Last Updated: Friday - 09/24/2010
Week of May 10, 2004
Listening with heart and soul
Beaumont parish helps struggling souls slog through life's passages
By RAMON GONZALEZ
WCR Staff Writer
Albertine Porter said when her daughter Michelle died of cancer a year ago, she didn't get the kind of support she needed to deal with her grieving. Then she realized others in the community experiencing loss were being left to grieve on their own as well.
"There was something missing," she recalls. "People didn't know what to do."
Porter decided she had to do something to change the culture of the parish. In Calgary, where she lived before moving to Beaumont nearly three years ago, she had been trained to deal with situations like hers and had served as a pastoral worker for 15 years.
She took action and got an attentive ear from Adrien Bussiere, chair of St. Vital Parish Pastoral Council.
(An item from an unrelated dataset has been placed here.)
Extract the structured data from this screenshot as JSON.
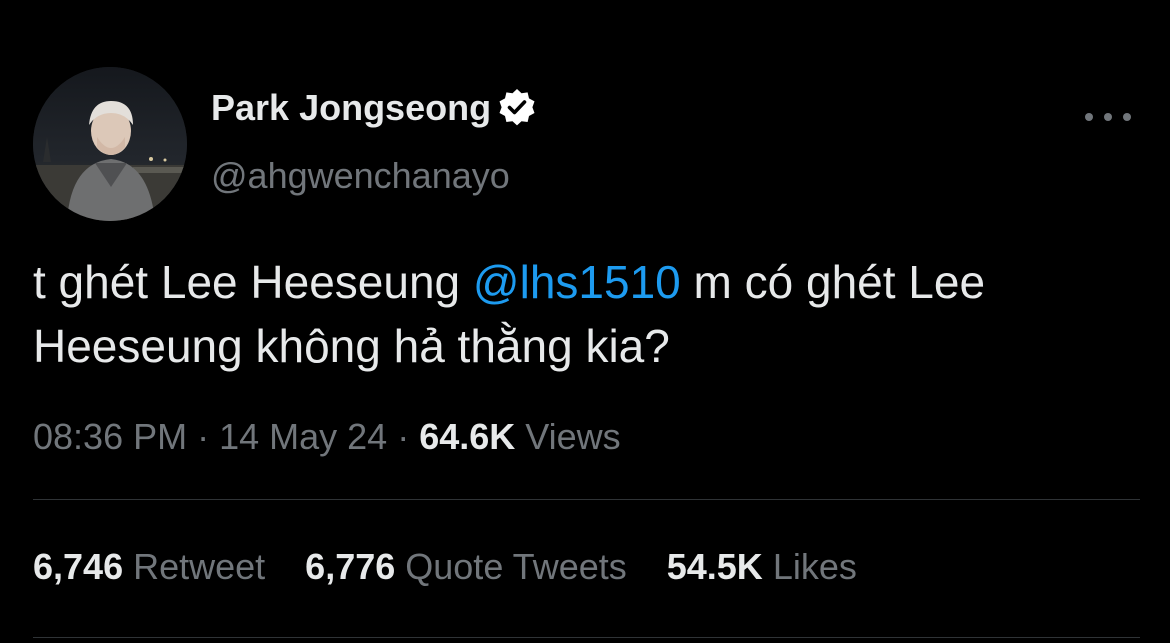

He had also begun to realize the parish lacked pastoral care skills to deal with an aging population on the one hand and the problems of the youth on the other.
St. Vital Parish, a 700-family parish, decided to train parishioners on the ins and outs of pastoral care and brought in Helen Gledhow, a bereavement counsellor and pastoral care facilitator with St. Theresa Parish, to do the training. Other parishes in the Black Gold Region of the archdiocese became involved and in October some 40 parishioners from Beaumont, Nisku and Leduc graduated from Gledhow's seven-week course called Parish Ministry of Care.
The graduates, 24 from Beaumont included, were commissioned as pastoral care workers by the Edmonton Archdiocese May 5 at St. Vital Parish. Sister Mary-Laurene Bradley, the archdio-cese's official pastoral care facilitator, did the commissioning.
The course prepared the group well to assist people dealing with death, divorce, suicide, chronic illnesses and even unemployment.
Since their graduation, the pastoral workers have being ministering regularly at the University and Grey Nuns hospitals and at a 55-Plus-condo complex in Beaumont. They also visit the sick, the elderly and the grieving in their own homes.
Porter said the pastoral workers have assisted a number of people in the community in the past five months and some have established solid friendships with those they have helped. "People are starting to call us now," she said.
"I'm quite involved with the pastoral care (ministry) because I have found it has enriched me as a person and I can reach out and help others when they need some help," said Bussiere, noting that the skills he gained through the course also helped him deal with the death of his mother.
Program graduates meet once a month to share their experience and to sharpen their skills.
They plan to continue sharpening the skills through speakers and seminars and plan to offer the Parish Ministry of Care program every two years.
"All parishes should have pastoral care, without any exception because it's really beneficial for everybody," said Porter, who participated in the program despite having pastoral care and bereavement certificates from the Diocese of Calgary.
The goal of the program is to prepare people to minister to one another, said Gledhow, who has being facilitating pastoral care workshops at St. Theresa for nine years. She hopes the course provided participants with tools to develop their listening skills so they can become "listening centres for people" in the community.
Learning to listen
"Listening was the most needed skill in the (Beaumont) parish," she noted. The program also offered sessions on death and dying, bereavement, forgiveness, reconciliation, the Eucharist and other sacraments.
"I feel that I learned to listen," said Bussiere. "
John MacDonald, the archdiocese's family life and health care officer, said parishioners at St. Vital Parish are right on the mark because Archbishop Thomas Collins wants as many people as possible to gain pastoral care skills to make sure "everybody in the archdiocese gets good pastoral care."
The archdiocese has being offering training for a couple of years now out of a concern that many people are failing to receive pastoral care.
Those who graduated from the program at St. Vital are now "bringing the love of Christ into people's homes," MacDonald said.